Only a number is expected: how many lines in the data below contain the word "display".

□ □ □

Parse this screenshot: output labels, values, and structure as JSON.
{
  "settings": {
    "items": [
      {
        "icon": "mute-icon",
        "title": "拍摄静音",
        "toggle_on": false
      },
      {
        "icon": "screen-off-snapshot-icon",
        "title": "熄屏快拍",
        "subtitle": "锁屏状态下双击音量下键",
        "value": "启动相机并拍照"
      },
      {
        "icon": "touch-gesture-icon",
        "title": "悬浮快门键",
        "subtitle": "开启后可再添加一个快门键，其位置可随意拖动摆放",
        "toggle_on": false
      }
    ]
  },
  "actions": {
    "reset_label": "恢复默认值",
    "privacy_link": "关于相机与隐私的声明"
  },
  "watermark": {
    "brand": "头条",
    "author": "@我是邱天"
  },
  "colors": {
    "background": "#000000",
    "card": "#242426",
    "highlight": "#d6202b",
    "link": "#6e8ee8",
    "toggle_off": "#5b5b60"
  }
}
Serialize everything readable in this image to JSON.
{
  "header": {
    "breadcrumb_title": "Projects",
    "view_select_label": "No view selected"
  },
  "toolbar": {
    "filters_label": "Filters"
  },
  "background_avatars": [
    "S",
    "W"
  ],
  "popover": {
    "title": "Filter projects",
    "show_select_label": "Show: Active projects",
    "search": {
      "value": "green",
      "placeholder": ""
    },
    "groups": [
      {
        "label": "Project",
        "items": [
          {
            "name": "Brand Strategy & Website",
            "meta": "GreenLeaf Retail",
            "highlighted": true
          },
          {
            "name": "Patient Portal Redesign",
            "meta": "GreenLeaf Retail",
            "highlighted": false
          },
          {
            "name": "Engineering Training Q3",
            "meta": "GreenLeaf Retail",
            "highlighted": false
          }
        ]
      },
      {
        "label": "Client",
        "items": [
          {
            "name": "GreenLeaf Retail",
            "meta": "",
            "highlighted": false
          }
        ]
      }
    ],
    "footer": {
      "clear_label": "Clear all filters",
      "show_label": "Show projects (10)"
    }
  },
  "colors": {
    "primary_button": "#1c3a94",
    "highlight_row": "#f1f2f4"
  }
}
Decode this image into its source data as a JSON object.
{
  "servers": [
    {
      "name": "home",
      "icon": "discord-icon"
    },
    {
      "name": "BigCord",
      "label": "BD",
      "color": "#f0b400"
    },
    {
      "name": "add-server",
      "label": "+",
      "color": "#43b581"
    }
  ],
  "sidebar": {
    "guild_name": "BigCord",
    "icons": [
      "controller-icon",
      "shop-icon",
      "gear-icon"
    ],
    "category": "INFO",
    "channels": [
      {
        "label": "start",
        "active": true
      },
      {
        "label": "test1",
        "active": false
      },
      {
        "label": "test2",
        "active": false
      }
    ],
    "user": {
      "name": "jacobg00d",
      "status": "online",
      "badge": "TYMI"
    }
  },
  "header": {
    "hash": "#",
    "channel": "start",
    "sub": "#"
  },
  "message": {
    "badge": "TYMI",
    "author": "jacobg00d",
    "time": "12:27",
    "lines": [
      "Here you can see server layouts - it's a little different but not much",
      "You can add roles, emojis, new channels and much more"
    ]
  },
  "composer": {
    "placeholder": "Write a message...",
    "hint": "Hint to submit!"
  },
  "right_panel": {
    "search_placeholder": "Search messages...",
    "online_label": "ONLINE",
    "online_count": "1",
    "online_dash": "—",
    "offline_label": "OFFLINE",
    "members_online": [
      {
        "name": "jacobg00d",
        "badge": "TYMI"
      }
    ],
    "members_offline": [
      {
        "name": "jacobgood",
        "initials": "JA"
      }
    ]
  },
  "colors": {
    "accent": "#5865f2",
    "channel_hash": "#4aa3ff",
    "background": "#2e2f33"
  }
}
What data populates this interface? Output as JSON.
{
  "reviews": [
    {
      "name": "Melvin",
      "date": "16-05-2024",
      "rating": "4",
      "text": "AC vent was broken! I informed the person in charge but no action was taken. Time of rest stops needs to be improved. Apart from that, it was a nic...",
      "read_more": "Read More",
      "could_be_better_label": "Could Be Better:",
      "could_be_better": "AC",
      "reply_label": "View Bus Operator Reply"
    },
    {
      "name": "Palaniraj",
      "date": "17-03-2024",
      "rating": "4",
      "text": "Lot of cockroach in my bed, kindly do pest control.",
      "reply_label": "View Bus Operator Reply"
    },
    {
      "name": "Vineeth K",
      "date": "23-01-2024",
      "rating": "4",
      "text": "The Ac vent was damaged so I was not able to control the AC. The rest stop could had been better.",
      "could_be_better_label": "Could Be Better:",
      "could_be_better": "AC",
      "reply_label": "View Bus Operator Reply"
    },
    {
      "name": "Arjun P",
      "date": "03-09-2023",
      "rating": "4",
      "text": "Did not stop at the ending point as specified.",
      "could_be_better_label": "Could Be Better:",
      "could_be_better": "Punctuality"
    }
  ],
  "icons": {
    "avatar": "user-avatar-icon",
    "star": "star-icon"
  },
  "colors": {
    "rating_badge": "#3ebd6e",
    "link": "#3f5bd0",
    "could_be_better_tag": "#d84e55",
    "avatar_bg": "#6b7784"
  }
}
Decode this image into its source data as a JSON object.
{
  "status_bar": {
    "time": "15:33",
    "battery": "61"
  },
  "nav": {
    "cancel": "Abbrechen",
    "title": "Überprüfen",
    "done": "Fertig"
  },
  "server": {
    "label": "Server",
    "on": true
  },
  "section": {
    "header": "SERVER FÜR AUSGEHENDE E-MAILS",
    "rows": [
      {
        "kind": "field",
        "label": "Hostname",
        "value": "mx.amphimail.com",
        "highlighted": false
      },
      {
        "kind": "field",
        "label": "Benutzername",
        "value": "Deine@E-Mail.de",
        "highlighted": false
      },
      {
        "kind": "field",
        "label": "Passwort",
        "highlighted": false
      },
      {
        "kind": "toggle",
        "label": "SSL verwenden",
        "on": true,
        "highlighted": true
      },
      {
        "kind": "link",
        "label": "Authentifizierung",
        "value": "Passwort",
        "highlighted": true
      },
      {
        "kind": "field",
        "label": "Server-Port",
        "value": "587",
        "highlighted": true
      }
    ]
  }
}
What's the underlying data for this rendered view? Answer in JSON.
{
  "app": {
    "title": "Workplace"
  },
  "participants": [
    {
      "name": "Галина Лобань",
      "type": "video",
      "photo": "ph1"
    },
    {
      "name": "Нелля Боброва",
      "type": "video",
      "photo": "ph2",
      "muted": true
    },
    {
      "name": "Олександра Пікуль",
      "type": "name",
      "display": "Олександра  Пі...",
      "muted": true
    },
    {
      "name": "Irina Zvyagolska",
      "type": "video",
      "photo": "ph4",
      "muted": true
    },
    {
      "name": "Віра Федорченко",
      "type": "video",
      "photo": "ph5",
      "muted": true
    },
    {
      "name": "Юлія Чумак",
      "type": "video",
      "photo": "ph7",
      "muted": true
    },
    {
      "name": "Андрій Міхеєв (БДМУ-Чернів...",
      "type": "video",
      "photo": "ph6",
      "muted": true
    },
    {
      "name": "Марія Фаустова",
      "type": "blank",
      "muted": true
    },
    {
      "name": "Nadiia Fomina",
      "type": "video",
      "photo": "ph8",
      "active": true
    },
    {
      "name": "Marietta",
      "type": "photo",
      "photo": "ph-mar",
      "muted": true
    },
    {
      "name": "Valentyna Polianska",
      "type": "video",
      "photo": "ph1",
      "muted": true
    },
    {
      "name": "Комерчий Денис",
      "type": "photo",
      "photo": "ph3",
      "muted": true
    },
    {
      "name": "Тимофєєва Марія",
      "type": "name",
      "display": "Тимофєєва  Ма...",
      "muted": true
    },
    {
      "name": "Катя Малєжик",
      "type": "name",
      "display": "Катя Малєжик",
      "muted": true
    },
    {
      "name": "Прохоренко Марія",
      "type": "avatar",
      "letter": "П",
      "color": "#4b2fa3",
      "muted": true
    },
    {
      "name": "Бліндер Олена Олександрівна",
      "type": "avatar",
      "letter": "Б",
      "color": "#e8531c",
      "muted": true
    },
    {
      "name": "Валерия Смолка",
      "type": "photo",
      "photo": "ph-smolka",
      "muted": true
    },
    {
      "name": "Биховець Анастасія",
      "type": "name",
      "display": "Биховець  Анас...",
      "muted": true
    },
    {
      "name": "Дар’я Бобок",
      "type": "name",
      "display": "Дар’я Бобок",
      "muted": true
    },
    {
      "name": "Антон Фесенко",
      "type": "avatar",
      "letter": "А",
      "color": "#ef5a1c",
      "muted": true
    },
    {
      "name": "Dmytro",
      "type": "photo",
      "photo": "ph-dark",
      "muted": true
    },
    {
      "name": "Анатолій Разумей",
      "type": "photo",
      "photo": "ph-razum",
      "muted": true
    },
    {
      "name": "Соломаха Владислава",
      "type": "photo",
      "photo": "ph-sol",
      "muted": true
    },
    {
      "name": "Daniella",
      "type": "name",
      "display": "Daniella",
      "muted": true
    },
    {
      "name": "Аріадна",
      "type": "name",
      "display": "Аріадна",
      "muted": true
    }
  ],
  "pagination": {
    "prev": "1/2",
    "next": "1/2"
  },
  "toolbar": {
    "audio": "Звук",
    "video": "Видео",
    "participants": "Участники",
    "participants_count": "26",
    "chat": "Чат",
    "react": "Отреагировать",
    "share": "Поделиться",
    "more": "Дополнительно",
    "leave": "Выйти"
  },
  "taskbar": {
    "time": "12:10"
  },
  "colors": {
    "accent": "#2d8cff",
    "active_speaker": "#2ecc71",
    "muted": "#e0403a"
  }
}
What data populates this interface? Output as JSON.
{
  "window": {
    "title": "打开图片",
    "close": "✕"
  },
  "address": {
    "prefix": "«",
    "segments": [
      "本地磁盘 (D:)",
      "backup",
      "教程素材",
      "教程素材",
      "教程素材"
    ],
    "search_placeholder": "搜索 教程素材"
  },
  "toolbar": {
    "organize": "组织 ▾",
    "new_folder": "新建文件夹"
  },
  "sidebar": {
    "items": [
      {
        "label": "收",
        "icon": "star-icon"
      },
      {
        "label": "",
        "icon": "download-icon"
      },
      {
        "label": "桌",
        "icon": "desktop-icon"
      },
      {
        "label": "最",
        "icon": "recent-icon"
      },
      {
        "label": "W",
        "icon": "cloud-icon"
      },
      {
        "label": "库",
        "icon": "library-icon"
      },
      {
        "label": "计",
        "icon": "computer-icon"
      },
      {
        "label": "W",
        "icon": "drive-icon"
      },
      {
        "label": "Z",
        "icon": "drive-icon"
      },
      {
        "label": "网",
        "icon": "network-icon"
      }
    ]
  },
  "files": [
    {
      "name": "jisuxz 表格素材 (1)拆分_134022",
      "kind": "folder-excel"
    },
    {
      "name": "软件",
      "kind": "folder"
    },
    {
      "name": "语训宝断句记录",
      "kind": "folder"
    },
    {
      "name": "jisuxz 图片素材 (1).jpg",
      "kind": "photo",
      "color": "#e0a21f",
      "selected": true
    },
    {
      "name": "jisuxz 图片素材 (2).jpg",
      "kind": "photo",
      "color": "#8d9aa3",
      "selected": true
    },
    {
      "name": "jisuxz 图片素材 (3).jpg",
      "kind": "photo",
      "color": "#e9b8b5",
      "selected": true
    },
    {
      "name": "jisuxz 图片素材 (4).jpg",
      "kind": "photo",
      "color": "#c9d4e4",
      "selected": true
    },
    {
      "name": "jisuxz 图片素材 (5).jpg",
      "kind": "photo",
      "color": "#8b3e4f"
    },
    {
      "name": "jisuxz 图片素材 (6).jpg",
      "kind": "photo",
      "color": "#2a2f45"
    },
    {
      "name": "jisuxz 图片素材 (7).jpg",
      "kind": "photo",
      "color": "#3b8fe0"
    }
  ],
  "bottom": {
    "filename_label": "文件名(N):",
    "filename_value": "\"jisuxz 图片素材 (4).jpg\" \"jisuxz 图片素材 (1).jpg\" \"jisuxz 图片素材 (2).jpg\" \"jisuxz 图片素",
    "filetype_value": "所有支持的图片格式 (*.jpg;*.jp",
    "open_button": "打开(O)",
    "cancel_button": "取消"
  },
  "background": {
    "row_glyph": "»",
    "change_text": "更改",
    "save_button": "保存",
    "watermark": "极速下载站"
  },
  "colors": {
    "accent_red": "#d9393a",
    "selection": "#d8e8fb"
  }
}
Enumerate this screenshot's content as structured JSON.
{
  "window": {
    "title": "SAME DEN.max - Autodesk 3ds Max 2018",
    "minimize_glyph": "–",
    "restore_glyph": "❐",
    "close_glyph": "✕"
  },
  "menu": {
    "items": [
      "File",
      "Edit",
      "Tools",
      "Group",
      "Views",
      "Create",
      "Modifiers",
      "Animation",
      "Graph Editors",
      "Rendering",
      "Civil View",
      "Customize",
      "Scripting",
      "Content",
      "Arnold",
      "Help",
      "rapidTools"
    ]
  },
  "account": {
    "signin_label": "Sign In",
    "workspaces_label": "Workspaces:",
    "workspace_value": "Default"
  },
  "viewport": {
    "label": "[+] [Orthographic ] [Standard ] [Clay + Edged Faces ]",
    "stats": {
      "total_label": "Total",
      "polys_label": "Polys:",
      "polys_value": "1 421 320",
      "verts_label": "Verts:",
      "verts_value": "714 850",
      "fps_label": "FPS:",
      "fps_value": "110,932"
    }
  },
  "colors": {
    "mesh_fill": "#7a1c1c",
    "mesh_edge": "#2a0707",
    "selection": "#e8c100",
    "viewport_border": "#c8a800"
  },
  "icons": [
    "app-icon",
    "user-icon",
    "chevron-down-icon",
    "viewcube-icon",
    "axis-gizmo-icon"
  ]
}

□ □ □

__YOUR RESPONSE__
7